A federal court this week ruled that women’s boobs are not free speech.

The ruling is important because breasts have become a form of expression and revealing them a bit of a trend. Scout Willis strolled topless around New York City and Kendall Jenner posed topless in Interview magazine. In France, a topless woman made headlines for going on a stabbing rampage of Putin’s wax statue. Rihanna seems downright obsessed with making sure everyone sees her topless, as do a lot of people on Facebook and Instagram with trends like #toplesstour and #freethenipple.

I get it. It’s hot out. Who wants to be wearing extra clothing if they don’t have to?

Besides, it really is ridiculous that men can shed their shirts without any backlash, but women can’t. After all, the chests of men and women are essentially identical, except that females have a little more fat and flesh concentrated in one, er, two areas. So it makes sense for our culture to step back and wonder why it is that we have so sexualized the chests of women, but not men.

But nevertheless, we live in a crude and hyper-sexualized culture where plenty of men will do just about anything to see women take their tops off, including paying them to do just that at strip clubs.

So it seems strange to me that women like Willis, Jenner and Rihanna think that if they take their tops off, they are suddenly in a different category than strippers, and are therefore deserving of more respect than both strippers and girls who keep their tops on.

That is, after all, what this topless trend is supposedly all about – respect. These women seem to think that stripping should be synonymous with female empowerment and that bare breasts should be the symbol of true feminism. They believe every girl who goes topless deserves a long, loud round of respectful applause for how strong and enlightened she must be. The weak, victimized girls who stay clothed in the fabric of male oppression just haven’t yet realized how much their blouses hold them back.

So let me get this straight – I’ll be so much more empowered if I show my breasts to the oppressive male-dominated society that really only wants to see my breasts?

Um, does it get more ironic than this?

The message here appears to be that if a woman wants to be respected for something other than her breasts, she should . . . go out and show her breasts.

Forget ironic, this is downright pathetic. In fact, it is this perfect example of illogical nonsense that gives the feminist movement such a bad rep. What could be more inherently anti-woman than suggesting a woman’s sense of strength and power is revealed once her nipples are? I thought this link between body and self-worth was the exact type of thinking from which these women wanted to break free?

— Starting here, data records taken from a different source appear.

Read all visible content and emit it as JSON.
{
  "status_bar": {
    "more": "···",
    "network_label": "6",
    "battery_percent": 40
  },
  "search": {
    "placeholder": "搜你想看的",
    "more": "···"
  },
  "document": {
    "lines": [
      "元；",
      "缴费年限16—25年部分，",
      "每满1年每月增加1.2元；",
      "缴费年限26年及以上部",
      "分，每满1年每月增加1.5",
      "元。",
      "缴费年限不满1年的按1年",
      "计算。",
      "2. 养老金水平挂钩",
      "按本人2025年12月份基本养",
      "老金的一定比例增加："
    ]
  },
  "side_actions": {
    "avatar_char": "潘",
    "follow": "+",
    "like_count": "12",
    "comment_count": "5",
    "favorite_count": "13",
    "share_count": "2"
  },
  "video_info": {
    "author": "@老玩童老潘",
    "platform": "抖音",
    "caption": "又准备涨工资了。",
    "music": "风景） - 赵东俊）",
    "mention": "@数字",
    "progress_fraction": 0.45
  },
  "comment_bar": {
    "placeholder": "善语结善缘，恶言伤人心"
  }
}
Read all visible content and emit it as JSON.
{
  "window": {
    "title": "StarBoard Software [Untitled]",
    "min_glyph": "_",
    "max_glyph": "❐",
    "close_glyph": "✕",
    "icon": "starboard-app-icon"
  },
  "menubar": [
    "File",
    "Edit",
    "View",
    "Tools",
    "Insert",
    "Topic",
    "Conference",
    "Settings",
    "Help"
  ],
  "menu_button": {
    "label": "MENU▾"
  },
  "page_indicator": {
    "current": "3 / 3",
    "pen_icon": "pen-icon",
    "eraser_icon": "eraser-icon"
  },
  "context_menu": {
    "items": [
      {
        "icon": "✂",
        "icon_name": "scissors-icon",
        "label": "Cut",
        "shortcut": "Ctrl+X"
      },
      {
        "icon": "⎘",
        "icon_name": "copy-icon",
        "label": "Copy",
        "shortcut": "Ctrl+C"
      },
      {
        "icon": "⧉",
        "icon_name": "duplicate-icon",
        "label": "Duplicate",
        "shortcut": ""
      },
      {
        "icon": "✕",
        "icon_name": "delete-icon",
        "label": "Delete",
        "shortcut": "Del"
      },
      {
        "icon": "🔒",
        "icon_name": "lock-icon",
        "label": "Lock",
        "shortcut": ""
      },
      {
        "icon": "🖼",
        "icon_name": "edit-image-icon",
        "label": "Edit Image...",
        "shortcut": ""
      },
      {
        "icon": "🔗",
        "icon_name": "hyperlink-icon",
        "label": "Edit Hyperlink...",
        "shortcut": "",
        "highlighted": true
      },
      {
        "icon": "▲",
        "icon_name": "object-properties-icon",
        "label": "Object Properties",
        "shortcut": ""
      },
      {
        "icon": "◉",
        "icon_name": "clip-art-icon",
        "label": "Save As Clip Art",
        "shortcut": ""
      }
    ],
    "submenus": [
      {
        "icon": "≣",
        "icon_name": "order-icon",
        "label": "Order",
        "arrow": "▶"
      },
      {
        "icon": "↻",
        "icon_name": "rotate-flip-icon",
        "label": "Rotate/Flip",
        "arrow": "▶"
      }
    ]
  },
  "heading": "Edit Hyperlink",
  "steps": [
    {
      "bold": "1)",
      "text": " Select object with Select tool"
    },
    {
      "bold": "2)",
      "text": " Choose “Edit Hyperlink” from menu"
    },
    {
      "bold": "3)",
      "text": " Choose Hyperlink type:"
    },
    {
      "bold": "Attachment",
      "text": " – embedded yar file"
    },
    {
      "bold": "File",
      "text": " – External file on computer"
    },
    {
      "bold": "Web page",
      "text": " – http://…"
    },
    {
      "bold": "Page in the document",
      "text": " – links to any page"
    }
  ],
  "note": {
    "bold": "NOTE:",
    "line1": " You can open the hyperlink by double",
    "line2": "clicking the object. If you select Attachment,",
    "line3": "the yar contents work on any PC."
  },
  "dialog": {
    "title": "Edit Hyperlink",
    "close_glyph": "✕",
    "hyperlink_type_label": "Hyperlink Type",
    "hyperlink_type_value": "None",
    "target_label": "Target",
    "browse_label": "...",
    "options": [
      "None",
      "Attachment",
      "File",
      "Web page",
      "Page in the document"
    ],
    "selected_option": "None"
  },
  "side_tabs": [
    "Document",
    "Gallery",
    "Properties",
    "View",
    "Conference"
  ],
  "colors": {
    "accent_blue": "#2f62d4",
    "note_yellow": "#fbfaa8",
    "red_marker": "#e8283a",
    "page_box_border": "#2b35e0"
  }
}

So since these girls seem to have trouble with logic, let me offer a simple suggestion: If a woman wants to be respected simply for her breasts and her body, she should show the world her breasts and her body. If a woman wants to be respected for her mind, her abilities, her strength, and her integrity, then she should show the world her mind, her abilities, her strength, and her integrity.

Was that so hard?

A woman is not empowered by her clothing, or lack thereof. A woman is empowered through her actions, her intelligence, compassion, and character. These things will bring a woman respect, the kind of respect that true “feminists” fought for.

After all, the woman who thinks a piece of fabric distinguishes a strong woman from a weak victim must be the most oppressed woman of all, for she clearly doesn’t know what makes a woman powerful. And that kind of ignorance is far more oppressive than any piece of clothing.

This Acculturated article was republished with permission.